Records drawn from a dataset.
= = =

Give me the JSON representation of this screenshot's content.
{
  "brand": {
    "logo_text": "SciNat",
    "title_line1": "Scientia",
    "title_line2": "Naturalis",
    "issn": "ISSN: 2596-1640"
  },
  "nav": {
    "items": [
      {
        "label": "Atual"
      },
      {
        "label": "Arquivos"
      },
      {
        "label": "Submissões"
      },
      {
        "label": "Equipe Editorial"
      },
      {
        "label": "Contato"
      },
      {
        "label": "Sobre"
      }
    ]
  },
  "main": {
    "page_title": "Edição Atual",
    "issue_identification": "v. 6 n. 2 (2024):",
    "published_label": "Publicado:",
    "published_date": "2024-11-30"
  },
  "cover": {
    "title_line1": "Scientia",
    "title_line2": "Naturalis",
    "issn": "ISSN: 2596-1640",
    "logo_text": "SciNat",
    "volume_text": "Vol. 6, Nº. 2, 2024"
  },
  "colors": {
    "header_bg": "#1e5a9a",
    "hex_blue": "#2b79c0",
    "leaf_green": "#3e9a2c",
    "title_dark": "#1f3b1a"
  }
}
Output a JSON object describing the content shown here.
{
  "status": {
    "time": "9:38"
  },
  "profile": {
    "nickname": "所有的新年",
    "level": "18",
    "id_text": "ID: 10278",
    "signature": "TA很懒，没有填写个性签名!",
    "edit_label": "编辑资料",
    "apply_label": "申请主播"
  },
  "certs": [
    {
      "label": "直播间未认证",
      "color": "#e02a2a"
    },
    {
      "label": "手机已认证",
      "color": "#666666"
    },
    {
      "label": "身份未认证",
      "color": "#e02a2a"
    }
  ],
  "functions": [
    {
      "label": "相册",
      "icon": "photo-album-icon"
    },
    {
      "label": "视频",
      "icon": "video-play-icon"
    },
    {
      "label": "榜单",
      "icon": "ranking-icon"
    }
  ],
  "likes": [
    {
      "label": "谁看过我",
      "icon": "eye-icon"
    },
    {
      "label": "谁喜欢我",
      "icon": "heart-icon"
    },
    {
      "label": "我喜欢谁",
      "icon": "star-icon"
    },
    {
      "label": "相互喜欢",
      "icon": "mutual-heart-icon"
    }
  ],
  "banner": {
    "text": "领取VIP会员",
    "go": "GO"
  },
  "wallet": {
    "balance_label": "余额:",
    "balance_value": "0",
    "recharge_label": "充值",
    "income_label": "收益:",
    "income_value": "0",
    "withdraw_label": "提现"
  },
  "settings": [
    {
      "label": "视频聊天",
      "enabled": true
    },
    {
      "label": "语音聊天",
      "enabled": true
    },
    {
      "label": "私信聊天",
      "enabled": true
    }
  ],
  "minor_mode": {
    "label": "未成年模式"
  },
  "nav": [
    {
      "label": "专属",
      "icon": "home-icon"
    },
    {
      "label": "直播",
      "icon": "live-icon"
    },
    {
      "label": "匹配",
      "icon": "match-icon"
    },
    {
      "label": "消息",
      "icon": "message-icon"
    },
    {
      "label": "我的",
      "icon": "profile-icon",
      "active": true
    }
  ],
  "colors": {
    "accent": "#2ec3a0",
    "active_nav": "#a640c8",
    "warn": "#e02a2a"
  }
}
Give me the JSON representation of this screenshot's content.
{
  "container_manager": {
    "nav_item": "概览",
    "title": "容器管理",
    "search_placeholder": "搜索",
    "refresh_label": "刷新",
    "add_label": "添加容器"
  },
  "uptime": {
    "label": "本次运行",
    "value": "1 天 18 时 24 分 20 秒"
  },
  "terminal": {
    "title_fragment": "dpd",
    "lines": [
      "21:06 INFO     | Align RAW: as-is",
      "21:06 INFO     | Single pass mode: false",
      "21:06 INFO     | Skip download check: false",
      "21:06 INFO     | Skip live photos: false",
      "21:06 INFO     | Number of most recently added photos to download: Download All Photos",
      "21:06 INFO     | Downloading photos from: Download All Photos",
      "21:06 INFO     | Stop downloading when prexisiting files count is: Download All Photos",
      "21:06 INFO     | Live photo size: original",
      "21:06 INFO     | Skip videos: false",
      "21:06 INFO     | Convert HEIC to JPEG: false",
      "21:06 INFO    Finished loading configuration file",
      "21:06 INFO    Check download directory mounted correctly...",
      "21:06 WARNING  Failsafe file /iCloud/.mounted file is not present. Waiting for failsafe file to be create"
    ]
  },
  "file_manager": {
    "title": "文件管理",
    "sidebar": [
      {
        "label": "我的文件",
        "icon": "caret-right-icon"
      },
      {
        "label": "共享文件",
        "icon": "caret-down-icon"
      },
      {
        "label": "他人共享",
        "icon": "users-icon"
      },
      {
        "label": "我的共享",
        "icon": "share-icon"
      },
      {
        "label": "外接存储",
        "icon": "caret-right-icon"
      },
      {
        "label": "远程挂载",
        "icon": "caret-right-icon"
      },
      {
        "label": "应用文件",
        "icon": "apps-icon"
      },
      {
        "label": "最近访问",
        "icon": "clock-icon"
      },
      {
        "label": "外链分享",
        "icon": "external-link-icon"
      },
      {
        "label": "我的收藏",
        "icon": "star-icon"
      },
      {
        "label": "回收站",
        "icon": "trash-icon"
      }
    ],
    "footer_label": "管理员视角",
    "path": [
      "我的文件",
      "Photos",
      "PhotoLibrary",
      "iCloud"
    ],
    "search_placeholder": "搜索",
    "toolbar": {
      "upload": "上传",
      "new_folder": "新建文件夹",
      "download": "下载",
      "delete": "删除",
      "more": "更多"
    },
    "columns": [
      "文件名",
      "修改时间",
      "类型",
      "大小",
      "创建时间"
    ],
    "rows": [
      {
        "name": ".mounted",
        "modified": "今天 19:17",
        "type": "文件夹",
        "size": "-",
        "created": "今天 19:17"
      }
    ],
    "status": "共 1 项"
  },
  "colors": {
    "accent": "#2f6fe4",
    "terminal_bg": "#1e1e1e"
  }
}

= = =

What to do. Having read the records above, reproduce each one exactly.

Solution.
Give me the JSON representation of this screenshot's content.
{
  "brand": {
    "logo_text": "SciNat",
    "title_line1": "Scientia",
    "title_line2": "Naturalis",
    "issn": "ISSN: 2596-1640"
  },
  "nav": {
    "items": [
      {
        "label": "Atual"
      },
      {
        "label": "Arquivos"
      },
      {
        "label": "Submissões"
      },
      {
        "label": "Equipe Editorial"
      },
      {
        "label": "Contato"
      },
      {
        "label": "Sobre"
      }
    ]
  },
  "main": {
    "page_title": "Edição Atual",
    "issue_identification": "v. 6 n. 2 (2024):",
    "published_label": "Publicado:",
    "published_date": "2024-11-30"
  },
  "cover": {
    "title_line1": "Scientia",
    "title_line2": "Naturalis",
    "issn": "ISSN: 2596-1640",
    "logo_text": "SciNat",
    "volume_text": "Vol. 6, Nº. 2, 2024"
  },
  "colors": {
    "header_bg": "#1e5a9a",
    "hex_blue": "#2b79c0",
    "leaf_green": "#3e9a2c",
    "title_dark": "#1f3b1a"
  }
}
Output a JSON object describing the content shown here.
{
  "status": {
    "time": "9:38"
  },
  "profile": {
    "nickname": "所有的新年",
    "level": "18",
    "id_text": "ID: 10278",
    "signature": "TA很懒，没有填写个性签名!",
    "edit_label": "编辑资料",
    "apply_label": "申请主播"
  },
  "certs": [
    {
      "label": "直播间未认证",
      "color": "#e02a2a"
    },
    {
      "label": "手机已认证",
      "color": "#666666"
    },
    {
      "label": "身份未认证",
      "color": "#e02a2a"
    }
  ],
  "functions": [
    {
      "label": "相册",
      "icon": "photo-album-icon"
    },
    {
      "label": "视频",
      "icon": "video-play-icon"
    },
    {
      "label": "榜单",
      "icon": "ranking-icon"
    }
  ],
  "likes": [
    {
      "label": "谁看过我",
      "icon": "eye-icon"
    },
    {
      "label": "谁喜欢我",
      "icon": "heart-icon"
    },
    {
      "label": "我喜欢谁",
      "icon": "star-icon"
    },
    {
      "label": "相互喜欢",
      "icon": "mutual-heart-icon"
    }
  ],
  "banner": {
    "text": "领取VIP会员",
    "go": "GO"
  },
  "wallet": {
    "balance_label": "余额:",
    "balance_value": "0",
    "recharge_label": "充值",
    "income_label": "收益:",
    "income_value": "0",
    "withdraw_label": "提现"
  },
  "settings": [
    {
      "label": "视频聊天",
      "enabled": true
    },
    {
      "label": "语音聊天",
      "enabled": true
    },
    {
      "label": "私信聊天",
      "enabled": true
    }
  ],
  "minor_mode": {
    "label": "未成年模式"
  },
  "nav": [
    {
      "label": "专属",
      "icon": "home-icon"
    },
    {
      "label": "直播",
      "icon": "live-icon"
    },
    {
      "label": "匹配",
      "icon": "match-icon"
    },
    {
      "label": "消息",
      "icon": "message-icon"
    },
    {
      "label": "我的",
      "icon": "profile-icon",
      "active": true
    }
  ],
  "colors": {
    "accent": "#2ec3a0",
    "active_nav": "#a640c8",
    "warn": "#e02a2a"
  }
}
Give me the JSON representation of this screenshot's content.
{
  "container_manager": {
    "nav_item": "概览",
    "title": "容器管理",
    "search_placeholder": "搜索",
    "refresh_label": "刷新",
    "add_label": "添加容器"
  },
  "uptime": {
    "label": "本次运行",
    "value": "1 天 18 时 24 分 20 秒"
  },
  "terminal": {
    "title_fragment": "dpd",
    "lines": [
      "21:06 INFO     | Align RAW: as-is",
      "21:06 INFO     | Single pass mode: false",
      "21:06 INFO     | Skip download check: false",
      "21:06 INFO     | Skip live photos: false",
      "21:06 INFO     | Number of most recently added photos to download: Download All Photos",
      "21:06 INFO     | Downloading photos from: Download All Photos",
      "21:06 INFO     | Stop downloading when prexisiting files count is: Download All Photos",
      "21:06 INFO     | Live photo size: original",
      "21:06 INFO     | Skip videos: false",
      "21:06 INFO     | Convert HEIC to JPEG: false",
      "21:06 INFO    Finished loading configuration file",
      "21:06 INFO    Check download directory mounted correctly...",
      "21:06 WARNING  Failsafe file /iCloud/.mounted file is not present. Waiting for failsafe file to be create"
    ]
  },
  "file_manager": {
    "title": "文件管理",
    "sidebar": [
      {
        "label": "我的文件",
        "icon": "caret-right-icon"
      },
      {
        "label": "共享文件",
        "icon": "caret-down-icon"
      },
      {
        "label": "他人共享",
        "icon": "users-icon"
      },
      {
        "label": "我的共享",
        "icon": "share-icon"
      },
      {
        "label": "外接存储",
        "icon": "caret-right-icon"
      },
      {
        "label": "远程挂载",
        "icon": "caret-right-icon"
      },
      {
        "label": "应用文件",
        "icon": "apps-icon"
      },
      {
        "label": "最近访问",
        "icon": "clock-icon"
      },
      {
        "label": "外链分享",
        "icon": "external-link-icon"
      },
      {
        "label": "我的收藏",
        "icon": "star-icon"
      },
      {
        "label": "回收站",
        "icon": "trash-icon"
      }
    ],
    "footer_label": "管理员视角",
    "path": [
      "我的文件",
      "Photos",
      "PhotoLibrary",
      "iCloud"
    ],
    "search_placeholder": "搜索",
    "toolbar": {
      "upload": "上传",
      "new_folder": "新建文件夹",
      "download": "下载",
      "delete": "删除",
      "more": "更多"
    },
    "columns": [
      "文件名",
      "修改时间",
      "类型",
      "大小",
      "创建时间"
    ],
    "rows": [
      {
        "name": ".mounted",
        "modified": "今天 19:17",
        "type": "文件夹",
        "size": "-",
        "created": "今天 19:17"
      }
    ],
    "status": "共 1 项"
  },
  "colors": {
    "accent": "#2f6fe4",
    "terminal_bg": "#1e1e1e"
  }
}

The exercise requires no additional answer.